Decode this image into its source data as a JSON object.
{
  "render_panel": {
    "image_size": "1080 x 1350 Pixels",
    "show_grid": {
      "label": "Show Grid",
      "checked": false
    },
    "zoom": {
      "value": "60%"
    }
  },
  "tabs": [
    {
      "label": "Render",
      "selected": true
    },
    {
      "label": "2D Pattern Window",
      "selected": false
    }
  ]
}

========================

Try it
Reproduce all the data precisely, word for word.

Completed task
Decode this image into its source data as a JSON object.
{
  "render_panel": {
    "image_size": "1080 x 1350 Pixels",
    "show_grid": {
      "label": "Show Grid",
      "checked": false
    },
    "zoom": {
      "value": "60%"
    }
  },
  "tabs": [
    {
      "label": "Render",
      "selected": true
    },
    {
      "label": "2D Pattern Window",
      "selected": false
    }
  ]
}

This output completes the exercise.